--- TASK ITEM ---
Search the entries below for the word "text", then copy each line in which it is found.

--- AVAILABLE RECORDS ---
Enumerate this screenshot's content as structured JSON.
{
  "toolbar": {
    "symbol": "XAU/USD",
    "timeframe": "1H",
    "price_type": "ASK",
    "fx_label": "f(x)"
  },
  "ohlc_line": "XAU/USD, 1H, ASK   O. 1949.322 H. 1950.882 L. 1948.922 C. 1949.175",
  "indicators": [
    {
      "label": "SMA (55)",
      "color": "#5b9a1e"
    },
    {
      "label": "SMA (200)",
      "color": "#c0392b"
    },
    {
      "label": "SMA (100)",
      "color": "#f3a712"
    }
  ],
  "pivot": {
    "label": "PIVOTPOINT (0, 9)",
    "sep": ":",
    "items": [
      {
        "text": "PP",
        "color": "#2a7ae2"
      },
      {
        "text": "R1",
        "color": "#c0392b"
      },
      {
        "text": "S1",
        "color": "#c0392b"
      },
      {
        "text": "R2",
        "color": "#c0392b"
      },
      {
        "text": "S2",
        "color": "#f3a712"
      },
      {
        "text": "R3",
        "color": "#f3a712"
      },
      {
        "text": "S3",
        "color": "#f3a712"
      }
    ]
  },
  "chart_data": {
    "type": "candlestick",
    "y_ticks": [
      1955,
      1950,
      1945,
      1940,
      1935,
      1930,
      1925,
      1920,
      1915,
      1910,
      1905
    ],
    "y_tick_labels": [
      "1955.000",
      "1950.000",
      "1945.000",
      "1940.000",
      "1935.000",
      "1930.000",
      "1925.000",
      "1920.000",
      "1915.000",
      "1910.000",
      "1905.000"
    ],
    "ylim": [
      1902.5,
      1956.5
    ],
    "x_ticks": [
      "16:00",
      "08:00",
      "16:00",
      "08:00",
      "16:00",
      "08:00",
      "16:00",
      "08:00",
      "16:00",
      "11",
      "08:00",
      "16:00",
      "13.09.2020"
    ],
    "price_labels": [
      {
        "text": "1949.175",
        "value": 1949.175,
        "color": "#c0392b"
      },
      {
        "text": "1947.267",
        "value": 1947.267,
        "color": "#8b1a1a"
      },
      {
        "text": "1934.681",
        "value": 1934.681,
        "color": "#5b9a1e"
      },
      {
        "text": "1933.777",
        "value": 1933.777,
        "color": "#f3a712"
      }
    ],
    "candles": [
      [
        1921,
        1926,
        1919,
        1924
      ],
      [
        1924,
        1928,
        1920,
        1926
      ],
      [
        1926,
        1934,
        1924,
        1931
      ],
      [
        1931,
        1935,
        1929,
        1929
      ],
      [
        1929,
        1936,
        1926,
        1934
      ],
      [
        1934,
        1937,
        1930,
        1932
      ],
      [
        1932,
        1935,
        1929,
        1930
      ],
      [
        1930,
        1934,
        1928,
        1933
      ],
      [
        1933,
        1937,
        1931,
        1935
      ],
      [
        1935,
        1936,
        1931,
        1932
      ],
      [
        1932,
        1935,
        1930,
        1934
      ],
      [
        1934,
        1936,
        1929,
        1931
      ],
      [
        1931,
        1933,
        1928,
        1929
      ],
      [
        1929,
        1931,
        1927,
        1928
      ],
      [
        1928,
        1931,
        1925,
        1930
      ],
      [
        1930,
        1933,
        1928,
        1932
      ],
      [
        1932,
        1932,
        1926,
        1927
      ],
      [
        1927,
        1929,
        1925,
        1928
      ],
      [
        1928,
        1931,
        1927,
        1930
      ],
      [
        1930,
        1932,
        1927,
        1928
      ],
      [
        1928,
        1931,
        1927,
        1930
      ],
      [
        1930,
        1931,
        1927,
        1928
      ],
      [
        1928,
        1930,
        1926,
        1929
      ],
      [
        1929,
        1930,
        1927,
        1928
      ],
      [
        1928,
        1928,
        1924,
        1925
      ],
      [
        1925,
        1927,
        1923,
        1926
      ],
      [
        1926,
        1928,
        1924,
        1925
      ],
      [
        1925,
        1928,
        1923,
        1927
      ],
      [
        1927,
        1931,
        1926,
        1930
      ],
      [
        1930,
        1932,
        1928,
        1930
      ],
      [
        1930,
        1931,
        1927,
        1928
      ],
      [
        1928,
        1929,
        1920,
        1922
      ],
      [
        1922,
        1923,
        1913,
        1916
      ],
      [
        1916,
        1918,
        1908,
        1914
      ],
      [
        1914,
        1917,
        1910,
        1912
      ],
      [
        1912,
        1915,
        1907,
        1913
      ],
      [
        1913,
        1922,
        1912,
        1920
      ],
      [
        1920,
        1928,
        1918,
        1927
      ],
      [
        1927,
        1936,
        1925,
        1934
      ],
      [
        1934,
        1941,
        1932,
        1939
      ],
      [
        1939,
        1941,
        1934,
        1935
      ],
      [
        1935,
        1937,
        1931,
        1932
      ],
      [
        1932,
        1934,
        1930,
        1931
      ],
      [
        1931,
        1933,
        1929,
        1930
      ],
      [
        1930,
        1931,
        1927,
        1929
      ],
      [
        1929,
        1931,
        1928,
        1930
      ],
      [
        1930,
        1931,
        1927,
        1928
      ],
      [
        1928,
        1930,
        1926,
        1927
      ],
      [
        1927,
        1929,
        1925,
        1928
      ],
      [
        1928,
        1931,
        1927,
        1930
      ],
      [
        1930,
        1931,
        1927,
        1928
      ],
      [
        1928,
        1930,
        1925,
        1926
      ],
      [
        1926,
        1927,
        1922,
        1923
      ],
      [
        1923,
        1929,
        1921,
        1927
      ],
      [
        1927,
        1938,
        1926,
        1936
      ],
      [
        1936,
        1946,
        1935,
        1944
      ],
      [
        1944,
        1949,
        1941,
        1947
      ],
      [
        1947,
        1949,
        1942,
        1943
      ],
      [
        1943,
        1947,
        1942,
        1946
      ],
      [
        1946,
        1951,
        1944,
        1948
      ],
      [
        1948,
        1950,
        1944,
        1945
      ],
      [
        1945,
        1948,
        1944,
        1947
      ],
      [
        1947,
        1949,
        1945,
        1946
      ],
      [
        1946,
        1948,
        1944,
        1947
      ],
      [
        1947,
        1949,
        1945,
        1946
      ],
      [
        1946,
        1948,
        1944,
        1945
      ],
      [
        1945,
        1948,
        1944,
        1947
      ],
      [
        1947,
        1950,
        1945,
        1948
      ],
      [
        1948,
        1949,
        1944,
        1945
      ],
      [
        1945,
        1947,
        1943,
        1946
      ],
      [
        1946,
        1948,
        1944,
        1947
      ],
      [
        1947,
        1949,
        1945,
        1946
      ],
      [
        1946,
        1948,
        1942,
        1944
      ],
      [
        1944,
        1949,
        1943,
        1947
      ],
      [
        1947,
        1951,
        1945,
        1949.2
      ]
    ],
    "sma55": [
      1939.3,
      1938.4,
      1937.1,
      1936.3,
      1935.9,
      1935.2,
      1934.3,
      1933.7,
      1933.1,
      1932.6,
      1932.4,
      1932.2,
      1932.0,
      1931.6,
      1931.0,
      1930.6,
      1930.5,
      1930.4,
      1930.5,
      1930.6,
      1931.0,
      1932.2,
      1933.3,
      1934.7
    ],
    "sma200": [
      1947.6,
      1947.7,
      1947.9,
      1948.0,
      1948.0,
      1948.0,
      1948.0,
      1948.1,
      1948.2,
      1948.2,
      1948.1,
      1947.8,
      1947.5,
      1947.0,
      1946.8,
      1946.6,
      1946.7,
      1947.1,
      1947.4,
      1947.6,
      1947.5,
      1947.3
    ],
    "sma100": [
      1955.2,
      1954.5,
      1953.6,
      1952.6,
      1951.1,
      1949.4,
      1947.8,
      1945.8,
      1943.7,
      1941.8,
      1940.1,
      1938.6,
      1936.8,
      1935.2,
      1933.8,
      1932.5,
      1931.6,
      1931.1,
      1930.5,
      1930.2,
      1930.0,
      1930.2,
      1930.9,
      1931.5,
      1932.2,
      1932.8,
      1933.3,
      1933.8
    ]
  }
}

--- SOLUTION TO THIS EXERCISE ---
        "text": "PP",
        "text": "R1",
        "text": "S1",
        "text": "R2",
        "text": "S2",
        "text": "R3",
        "text": "S3",
        "text": "1949.175",
        "text": "1947.267",
        "text": "1934.681",
        "text": "1933.777",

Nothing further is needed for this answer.